[00:10:33] None of that matters, it's always going to return the same value if you give it the same inputs. In other word, it's deterministic. So when we're talking about functions in JavaScript, for example, this function that we just looked at here, Or this one even, which I [LAUGH] put the label functional programming on this slide, and the functional programmers among us will be like [SOUND] horrified because this is not a pure function, if we're using this to do something that logs to the console or what have you.

[00:11:20] But that's why in this version we're using console log, and in this version we're just returning a string, which if we're entering this code in the console, we get the string out either way, so it's all good. But in JavaScript we're often writing functions with the function keyword or the arrow syntax that do stuff other than return things.

[00:11:41] Sometimes we don't even have the return keyword because we're not trying to return anything, we're just trying to execute a bunch of instructions one after the other, do some imperative stuff. And those are all side effects, so then we're now not in the realm of functional programming. So if you wanna learn more about that stuff, there are resources, you can check out my other Frontend Masters courses, which have links to a whole bunch of other resources.

[00:12:04] But in general, to go back to the question, if we're trying to write a pure function in JavaScript, we would be in the functional programming world. And even sometimes in what's called functional programming, like this little bling guy here that's logging into the console, not a peer function.

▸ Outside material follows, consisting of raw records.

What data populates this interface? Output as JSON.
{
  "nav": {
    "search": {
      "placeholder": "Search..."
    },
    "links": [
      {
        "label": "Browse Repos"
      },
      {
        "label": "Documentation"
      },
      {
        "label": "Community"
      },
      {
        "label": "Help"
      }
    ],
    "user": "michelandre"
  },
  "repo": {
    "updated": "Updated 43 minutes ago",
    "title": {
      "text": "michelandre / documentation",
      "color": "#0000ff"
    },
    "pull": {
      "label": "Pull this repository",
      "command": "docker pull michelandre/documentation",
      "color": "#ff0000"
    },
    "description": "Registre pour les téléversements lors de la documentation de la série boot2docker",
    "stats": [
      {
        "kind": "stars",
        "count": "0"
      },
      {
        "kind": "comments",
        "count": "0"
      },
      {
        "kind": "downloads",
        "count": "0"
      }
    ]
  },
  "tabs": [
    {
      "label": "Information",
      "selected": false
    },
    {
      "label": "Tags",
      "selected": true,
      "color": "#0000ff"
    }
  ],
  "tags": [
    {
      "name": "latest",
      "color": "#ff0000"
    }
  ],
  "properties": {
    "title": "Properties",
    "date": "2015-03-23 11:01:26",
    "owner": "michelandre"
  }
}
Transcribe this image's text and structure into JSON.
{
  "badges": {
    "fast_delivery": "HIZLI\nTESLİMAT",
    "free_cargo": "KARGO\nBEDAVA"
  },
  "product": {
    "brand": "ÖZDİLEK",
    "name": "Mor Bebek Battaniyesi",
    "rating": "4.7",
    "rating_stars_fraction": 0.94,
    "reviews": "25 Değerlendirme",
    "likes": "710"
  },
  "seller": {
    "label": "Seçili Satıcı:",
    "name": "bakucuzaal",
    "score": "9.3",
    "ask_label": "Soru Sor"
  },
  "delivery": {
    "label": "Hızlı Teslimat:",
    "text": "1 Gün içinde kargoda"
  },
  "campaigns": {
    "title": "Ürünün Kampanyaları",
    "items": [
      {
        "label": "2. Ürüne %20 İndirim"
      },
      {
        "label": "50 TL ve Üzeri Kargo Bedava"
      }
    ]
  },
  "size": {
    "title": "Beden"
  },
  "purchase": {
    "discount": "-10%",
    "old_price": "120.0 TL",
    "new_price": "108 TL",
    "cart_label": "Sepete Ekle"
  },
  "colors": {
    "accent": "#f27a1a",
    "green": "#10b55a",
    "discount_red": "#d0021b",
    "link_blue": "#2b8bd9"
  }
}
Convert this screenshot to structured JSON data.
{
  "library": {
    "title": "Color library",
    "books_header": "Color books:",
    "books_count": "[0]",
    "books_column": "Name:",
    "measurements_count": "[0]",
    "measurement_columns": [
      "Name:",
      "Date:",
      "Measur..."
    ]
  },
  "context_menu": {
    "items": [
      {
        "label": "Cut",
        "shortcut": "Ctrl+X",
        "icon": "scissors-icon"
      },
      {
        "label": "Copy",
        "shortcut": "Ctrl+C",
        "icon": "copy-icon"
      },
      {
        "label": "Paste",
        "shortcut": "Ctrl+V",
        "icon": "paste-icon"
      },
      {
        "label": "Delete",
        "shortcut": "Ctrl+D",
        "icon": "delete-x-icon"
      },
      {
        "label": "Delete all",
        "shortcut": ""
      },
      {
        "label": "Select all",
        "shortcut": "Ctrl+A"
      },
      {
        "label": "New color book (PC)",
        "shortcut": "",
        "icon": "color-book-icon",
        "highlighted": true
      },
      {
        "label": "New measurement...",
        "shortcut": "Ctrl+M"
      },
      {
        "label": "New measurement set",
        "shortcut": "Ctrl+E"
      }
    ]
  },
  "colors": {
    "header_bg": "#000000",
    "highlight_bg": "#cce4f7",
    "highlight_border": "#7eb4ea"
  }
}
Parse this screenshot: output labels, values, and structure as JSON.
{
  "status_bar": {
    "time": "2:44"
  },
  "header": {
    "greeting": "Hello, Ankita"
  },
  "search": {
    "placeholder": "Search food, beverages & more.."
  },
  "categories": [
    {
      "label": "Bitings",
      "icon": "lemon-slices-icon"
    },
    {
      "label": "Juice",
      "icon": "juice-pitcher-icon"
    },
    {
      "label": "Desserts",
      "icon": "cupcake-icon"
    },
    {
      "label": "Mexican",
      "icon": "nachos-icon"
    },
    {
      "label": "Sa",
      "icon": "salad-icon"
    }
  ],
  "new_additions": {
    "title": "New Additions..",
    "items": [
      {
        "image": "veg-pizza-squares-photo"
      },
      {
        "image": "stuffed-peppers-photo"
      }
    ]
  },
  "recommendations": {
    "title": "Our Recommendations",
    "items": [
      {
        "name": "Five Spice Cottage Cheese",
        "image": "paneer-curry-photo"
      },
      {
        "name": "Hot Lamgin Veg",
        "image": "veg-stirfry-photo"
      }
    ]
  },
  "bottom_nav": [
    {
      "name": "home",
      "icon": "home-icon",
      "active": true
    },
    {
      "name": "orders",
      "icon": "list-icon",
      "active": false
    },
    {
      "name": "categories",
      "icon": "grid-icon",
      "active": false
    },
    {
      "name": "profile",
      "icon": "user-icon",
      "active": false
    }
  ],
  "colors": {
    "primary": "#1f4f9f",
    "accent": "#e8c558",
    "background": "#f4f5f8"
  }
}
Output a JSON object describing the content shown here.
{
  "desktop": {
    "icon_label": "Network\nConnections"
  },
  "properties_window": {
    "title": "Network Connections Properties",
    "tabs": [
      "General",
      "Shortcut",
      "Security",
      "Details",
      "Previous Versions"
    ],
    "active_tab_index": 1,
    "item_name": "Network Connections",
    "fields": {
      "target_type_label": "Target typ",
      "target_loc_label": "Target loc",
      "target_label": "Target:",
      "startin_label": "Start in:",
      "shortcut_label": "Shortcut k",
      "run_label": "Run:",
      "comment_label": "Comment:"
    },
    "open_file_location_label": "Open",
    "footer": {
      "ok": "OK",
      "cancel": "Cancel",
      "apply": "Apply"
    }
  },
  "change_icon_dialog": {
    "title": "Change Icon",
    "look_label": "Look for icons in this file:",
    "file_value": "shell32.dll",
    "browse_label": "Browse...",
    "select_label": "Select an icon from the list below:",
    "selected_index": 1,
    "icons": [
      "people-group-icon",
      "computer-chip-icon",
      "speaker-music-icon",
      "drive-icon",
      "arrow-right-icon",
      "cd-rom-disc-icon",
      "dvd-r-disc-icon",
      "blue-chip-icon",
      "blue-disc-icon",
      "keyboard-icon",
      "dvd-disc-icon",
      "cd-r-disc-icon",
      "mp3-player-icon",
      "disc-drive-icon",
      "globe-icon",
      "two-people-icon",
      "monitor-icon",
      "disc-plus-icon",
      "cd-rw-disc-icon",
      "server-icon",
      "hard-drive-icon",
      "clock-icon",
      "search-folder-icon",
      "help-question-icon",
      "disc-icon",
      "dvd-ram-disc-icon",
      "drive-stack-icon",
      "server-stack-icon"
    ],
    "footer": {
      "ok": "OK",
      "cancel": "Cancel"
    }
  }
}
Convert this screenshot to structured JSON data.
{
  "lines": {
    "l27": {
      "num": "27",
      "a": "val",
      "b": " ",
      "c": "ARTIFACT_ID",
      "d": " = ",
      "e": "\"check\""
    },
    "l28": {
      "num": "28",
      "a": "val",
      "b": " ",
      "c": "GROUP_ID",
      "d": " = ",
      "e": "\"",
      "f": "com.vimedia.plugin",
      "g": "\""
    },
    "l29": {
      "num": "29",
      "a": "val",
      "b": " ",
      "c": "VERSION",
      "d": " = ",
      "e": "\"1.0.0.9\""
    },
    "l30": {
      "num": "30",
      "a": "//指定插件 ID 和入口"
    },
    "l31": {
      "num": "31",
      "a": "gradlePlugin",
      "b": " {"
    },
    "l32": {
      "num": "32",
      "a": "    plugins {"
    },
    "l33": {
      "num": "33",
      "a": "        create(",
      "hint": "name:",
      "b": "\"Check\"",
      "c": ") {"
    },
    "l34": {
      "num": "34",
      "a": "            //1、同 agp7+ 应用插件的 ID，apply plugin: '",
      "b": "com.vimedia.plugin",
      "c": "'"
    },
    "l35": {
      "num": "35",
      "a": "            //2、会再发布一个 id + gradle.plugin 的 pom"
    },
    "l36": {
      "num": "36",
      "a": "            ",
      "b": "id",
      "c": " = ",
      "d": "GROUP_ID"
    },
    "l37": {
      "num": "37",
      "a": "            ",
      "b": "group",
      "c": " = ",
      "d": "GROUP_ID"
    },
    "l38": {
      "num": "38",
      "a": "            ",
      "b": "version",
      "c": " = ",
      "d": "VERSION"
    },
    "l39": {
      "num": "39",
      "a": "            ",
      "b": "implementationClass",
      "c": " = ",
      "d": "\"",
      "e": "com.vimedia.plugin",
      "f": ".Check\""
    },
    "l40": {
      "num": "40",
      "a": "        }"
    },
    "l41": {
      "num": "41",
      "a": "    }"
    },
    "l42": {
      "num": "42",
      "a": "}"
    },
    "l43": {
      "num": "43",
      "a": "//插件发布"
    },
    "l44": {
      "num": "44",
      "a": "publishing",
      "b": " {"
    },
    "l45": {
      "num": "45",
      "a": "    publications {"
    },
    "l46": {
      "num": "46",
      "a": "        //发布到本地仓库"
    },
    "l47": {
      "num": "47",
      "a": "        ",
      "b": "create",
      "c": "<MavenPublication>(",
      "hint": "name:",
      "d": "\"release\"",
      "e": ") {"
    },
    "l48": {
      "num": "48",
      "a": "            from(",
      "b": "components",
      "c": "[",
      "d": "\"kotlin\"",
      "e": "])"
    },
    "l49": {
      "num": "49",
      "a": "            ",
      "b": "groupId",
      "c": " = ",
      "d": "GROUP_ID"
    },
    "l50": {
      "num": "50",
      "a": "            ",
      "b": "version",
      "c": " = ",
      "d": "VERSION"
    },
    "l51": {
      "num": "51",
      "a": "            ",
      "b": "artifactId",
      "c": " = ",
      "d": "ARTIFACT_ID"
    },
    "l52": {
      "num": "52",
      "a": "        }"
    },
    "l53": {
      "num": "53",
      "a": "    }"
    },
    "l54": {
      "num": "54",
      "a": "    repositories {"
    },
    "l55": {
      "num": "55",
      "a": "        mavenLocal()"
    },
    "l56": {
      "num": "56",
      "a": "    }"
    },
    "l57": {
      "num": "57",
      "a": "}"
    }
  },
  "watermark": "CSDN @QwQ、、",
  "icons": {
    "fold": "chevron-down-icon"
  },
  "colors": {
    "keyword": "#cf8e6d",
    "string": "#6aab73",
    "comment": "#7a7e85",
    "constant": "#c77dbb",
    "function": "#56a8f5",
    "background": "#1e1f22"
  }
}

[00:12:25] So we can have functional-ish programming in JavaScript and sometimes call it functional programming.